Friday, November 25, 2011

Mega-City Car? How about Open-Country Car?

My house is straight through this field and on the hill you can see in the background

Electric cars are perfectly suited for urban environments. The low speed, stop and go city driving uses a lot less energy than higher speed highway driving does, plus the regenerative braking is used more and this helps to recover more of the already used energy. This has prompted some people to even say that electric cars are only good for city driving, and that nobody who lives in the country would want to buy one.

This general thought is so prevalent that BMW dubbed the upcoming i3, the first electric they will sell, the "Mega-City" car. The thought behind the name is that the car will be primarily marketed for people who live in some of the largest cities in the world.  BMW views mega-cities as urban areas with more than six million people – places like New York, Los Angeles, London, Barcelona, Paris, Tokyo and the Ruhr Valley area in Germany.

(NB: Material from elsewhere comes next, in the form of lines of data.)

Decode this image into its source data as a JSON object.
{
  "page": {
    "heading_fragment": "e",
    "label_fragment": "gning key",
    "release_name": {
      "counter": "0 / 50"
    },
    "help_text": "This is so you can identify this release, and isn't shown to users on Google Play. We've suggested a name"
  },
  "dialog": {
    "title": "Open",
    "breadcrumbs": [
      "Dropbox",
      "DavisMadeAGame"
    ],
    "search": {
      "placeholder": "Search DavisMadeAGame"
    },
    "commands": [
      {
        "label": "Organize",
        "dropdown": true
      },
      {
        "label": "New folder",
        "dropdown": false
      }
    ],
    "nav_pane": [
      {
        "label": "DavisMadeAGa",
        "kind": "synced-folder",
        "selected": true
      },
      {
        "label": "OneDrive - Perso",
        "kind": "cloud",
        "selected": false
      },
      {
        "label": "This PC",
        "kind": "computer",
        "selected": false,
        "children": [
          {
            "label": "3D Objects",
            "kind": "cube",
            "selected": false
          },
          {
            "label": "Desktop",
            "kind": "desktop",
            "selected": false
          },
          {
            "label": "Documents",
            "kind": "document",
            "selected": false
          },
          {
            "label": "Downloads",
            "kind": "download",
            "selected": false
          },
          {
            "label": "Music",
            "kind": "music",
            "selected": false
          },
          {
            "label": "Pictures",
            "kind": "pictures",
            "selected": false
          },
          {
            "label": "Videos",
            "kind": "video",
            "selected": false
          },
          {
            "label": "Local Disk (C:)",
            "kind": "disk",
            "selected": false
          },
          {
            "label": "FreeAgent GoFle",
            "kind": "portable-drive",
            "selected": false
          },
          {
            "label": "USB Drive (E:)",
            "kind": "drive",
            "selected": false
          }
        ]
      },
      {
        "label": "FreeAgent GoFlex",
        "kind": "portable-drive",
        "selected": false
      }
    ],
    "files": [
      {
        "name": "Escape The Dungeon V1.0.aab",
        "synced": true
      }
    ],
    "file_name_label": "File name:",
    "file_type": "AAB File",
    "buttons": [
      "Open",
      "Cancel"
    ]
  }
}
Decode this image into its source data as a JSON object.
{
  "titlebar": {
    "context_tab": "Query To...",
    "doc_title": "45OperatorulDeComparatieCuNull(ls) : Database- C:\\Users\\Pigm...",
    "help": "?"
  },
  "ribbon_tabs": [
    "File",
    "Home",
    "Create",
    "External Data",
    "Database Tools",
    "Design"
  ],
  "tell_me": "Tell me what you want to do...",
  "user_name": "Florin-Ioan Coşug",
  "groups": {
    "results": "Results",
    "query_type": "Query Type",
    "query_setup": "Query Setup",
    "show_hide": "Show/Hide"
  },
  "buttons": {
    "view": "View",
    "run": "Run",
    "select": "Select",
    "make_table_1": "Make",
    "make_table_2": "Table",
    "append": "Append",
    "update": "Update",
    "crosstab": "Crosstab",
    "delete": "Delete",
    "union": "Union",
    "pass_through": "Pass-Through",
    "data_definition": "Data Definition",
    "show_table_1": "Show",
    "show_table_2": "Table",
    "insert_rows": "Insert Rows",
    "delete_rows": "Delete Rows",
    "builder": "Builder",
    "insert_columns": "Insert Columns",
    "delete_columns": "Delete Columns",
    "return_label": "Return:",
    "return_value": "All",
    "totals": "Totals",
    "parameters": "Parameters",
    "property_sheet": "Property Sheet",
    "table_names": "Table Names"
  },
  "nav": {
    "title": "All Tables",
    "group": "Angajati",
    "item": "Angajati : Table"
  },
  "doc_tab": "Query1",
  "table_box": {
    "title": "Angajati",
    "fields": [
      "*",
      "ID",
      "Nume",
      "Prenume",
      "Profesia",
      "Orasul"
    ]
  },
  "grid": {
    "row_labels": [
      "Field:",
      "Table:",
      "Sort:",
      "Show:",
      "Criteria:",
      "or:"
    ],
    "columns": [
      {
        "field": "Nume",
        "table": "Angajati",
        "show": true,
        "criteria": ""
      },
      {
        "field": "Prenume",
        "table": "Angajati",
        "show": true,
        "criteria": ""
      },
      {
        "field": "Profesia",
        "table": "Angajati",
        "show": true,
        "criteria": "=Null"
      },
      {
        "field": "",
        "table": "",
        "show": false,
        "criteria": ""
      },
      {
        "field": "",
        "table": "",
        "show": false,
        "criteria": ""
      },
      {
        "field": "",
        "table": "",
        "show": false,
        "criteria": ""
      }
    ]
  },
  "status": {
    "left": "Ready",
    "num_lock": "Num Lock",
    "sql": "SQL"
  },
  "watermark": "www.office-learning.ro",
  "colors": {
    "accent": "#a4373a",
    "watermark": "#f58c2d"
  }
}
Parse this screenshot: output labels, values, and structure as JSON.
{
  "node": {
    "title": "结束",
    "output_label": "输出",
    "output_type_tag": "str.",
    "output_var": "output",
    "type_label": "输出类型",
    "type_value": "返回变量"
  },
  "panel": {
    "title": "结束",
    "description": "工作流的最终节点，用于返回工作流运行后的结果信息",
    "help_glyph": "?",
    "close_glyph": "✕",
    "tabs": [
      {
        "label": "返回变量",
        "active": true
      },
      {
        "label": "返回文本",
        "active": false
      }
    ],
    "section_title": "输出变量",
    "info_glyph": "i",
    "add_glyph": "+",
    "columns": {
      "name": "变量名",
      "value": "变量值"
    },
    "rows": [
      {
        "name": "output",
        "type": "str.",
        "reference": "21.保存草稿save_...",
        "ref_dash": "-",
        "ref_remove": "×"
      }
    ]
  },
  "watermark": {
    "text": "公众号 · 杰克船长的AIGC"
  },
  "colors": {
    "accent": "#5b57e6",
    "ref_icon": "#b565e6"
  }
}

Wild life, not city life on my way to work
I agree that EVs work very well in urban environments, but it's the notion that they aren't well suited for rural areas that has me scratching my head. The reason: I live in a rural area about 50 miles west of New York City and have been doing just fine driving MINI-E #250 for nearly 30 months now. In a couple days the odometer will roll passed 70,000 all electric miles, many of which were driven on the winding country roads of Northern New Jersey.

One of the resident horses in my town
When I drive to work every day, I don't pass the skyscrapers you would find in a mega-city. I drive by horses, farms, streams and open fields and the MINI-E is perfectly at home there. Of course I'm not saying that an electric car with a 100 mile range would work in rural middle America where you need to drive a hundred miles to get to a grocery store. Obviously there are limitations with the current crop of electric vehicles, but ranges will increase and charging times will decrease as more and more companies are investing in them. However even today an EV can work perfectly well in areas other than big cities.

I doubt I'll get BMW to rename the i3 the "open country car," but perhaps someone out there who lives in a suburb or rural area who reads this will now realize an EV might just work for them. Plus, remember that I've been driving around the past two and a half years without the benefit of a single public charging station anywhere I've ever driven. Now that they are beginning to be installed, it will only help to make EV life even easier. Whether you plug in under the bright lights of a big city or in a barn next to your horse stable, the future for electric vehicles is sure looking good.  

You can see the solar panels that charge #250 on the roof of my home in Chester, NJ


  1. Well, written piece, and I have to agree. Of course you have the benefit of having a charging station at work, but still your point has a lot of validity.

    Looks to me like you have had some financial success in your life. It is excellent to see people like yourself lead the way to a cleaner future rather than (as often happens) a dirtier one.

  2. John,

    Yes I can charge at work, but many people that I know can also, even if it's only level 1. I do charge 220v while I'm working because I have it available, but if I could only do 110v it would be nearly as good. I had the car the first 6 months without charging at all at work so I really don't NEED it, it just makes the car much more useful. I work at my restaurant 10-12 hours a day so that would be plenty of time to charge up, even if I only had 110v available.

    Now that public charging is starting to gets some traction, EV owners need to help to educate their employers about the benefits of installing charge stations for their employees. It's a collective effort, we all have to help do our part.

  3. Hey Tom, I live in Rural Sussex County, NJ and agree with you 100% Plus is close to getting funding and once that happens, I will put in charging stations everywhere I can! They are coming soon and will allow people that stop for even a short 20 minute shopping trip could gain some "free" miles! I drove over to Warwick NY with the Plug in Prius last weekend. My wife and I shopped for 25 minutes and got 6 Free miles of EV travel! Imagine if there were EVSEs everyplace that cars sit! It is actually pretty rare for people to drive more than 100 miles during an average trip. The numbers just don't back it up! EVs are coming and they will be here to stay!